Sometime long before the first light of dawn, we were awakened from our sleep in a small cabin on the ferry from Iquitos to our jungle destination 200 km. along the Amazon River. After 14 hours, we were arriving at our destination port. Again receiving our marching orders to stay tight and alert, we were staged for disembarking, a process that would last only a few minutes involving the exchange of dozens of people, cargo, luggage, animals, and who knew what else.
With the boat’s flood lights trained on the shore, we nudged into the shoreline. In a flurry, we made our way off the ferry and up a dark stairway. Within minutes the flood lights were turned off and the vessel disappeared into the night. We stood in the pitch dark wishing we had been told to take our headlamps and flashlights out of our suitcases. At this point, there would be no searching through bags. And where were they anyway? The few guides who held lights guided us up the bank and eventually along the front of a building.
Banging on the building to awaken the residents, we discovered they were not around. Continuing up the street, we found tables and benches to occupy while we waited for the sun to throw light on this scene. In a short while we heard the sounds of a lady in the barren room that she called her restaurant kitchen, boiling water for coffee over an open fire, tying a chicken who would become our breakfast, and preparing rice and vegetables to accompany this meal. As the sun rose, we ate this succulent feast, visited the open market, watched the children play, and started to realize that there are thriving and charming towns in this vast tropical jungle.

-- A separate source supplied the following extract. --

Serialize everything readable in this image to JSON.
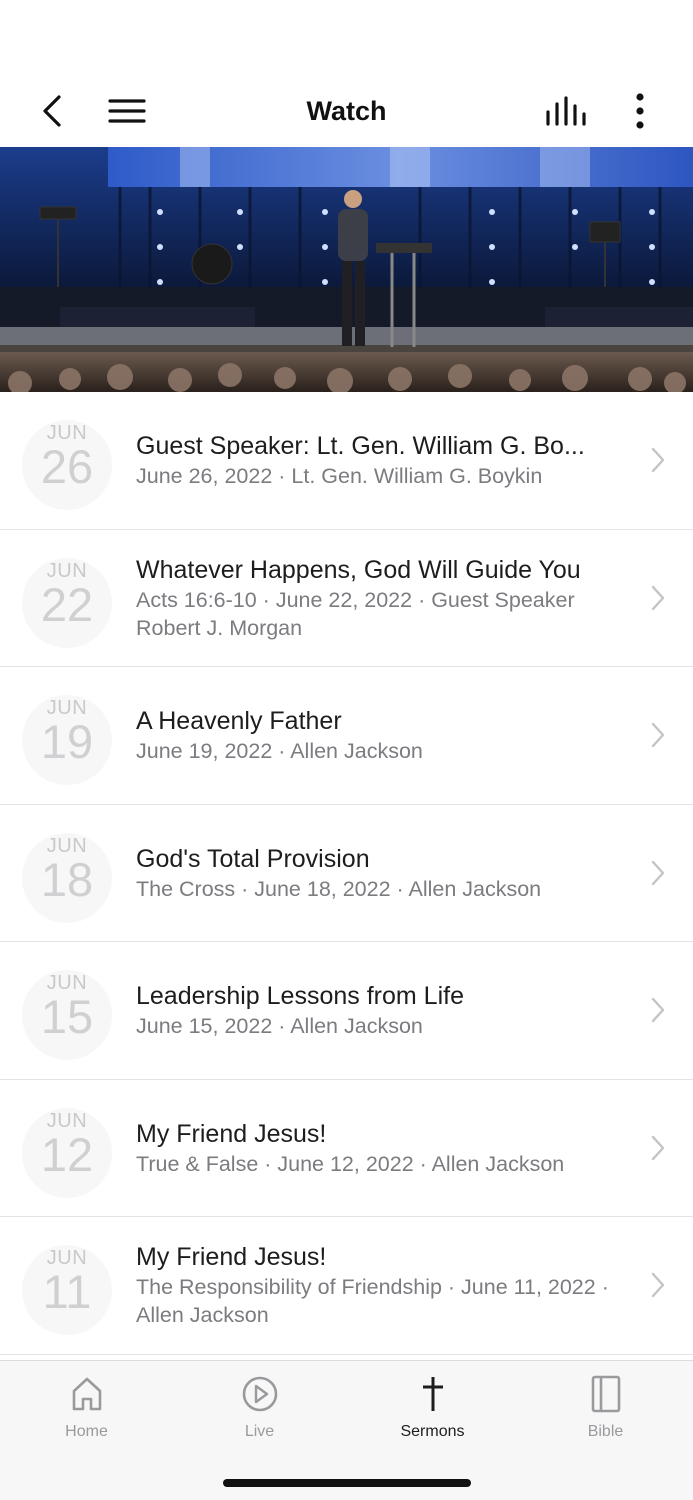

Our bellies satisfied and supplies loaded, we lowered ourselves onto an open wooden boat with a small motor. More than 20 of us, shoulder to shoulder, butt to butt. With the river only a few inches below the sides of the boat, one of the younger members of our entourage had the job of bailing water. But we were getting wet anyway as showers appeared and disappeared in a flash, as though the jungle made sure we were baptized before settling into camp.
By now we were well into our lessons involving patience, trust, comfort levels, and preparedness. We were being asked to stretch on many levels. It had to be OK to be wet, dirty, hungry, cold, hot, breathe secondary smoke, live with and be food for insects of all sorts, and so much more. Our culinary limits had already been tested when, in Iquitos, we were served grilled grubs on a skewer. Yes, they are delicious. But I will admit that one was enough for me. Food is so culturally based. Just think about it – would you eat a shrimp if it walked on the ground instead of living underwater? How would it be different from a cockroach or a scorpion? And both are delicacies somewhere in the world. Luckily I was not asked to try one of those!